EXERCISE DETAILS:
All of the data is to be printed again exactly as it appears.

[Opening DATA TO PROCESS section]

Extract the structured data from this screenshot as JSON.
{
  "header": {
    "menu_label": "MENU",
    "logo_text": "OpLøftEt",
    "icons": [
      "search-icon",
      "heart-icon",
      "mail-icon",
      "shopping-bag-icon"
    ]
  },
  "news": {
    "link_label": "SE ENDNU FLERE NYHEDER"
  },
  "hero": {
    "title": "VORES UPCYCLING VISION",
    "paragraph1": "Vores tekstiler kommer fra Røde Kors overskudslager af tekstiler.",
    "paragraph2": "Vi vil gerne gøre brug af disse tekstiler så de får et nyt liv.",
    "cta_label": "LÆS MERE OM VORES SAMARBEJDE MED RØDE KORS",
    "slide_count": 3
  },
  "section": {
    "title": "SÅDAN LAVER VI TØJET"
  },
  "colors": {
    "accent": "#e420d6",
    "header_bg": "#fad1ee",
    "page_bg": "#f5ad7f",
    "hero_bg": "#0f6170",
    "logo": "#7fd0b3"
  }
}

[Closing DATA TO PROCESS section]

RESPONSE FOR THIS EXERCISE:
Extract the structured data from this screenshot as JSON.
{
  "header": {
    "menu_label": "MENU",
    "logo_text": "OpLøftEt",
    "icons": [
      "search-icon",
      "heart-icon",
      "mail-icon",
      "shopping-bag-icon"
    ]
  },
  "news": {
    "link_label": "SE ENDNU FLERE NYHEDER"
  },
  "hero": {
    "title": "VORES UPCYCLING VISION",
    "paragraph1": "Vores tekstiler kommer fra Røde Kors overskudslager af tekstiler.",
    "paragraph2": "Vi vil gerne gøre brug af disse tekstiler så de får et nyt liv.",
    "cta_label": "LÆS MERE OM VORES SAMARBEJDE MED RØDE KORS",
    "slide_count": 3
  },
  "section": {
    "title": "SÅDAN LAVER VI TØJET"
  },
  "colors": {
    "accent": "#e420d6",
    "header_bg": "#fad1ee",
    "page_bg": "#f5ad7f",
    "hero_bg": "#0f6170",
    "logo": "#7fd0b3"
  }
}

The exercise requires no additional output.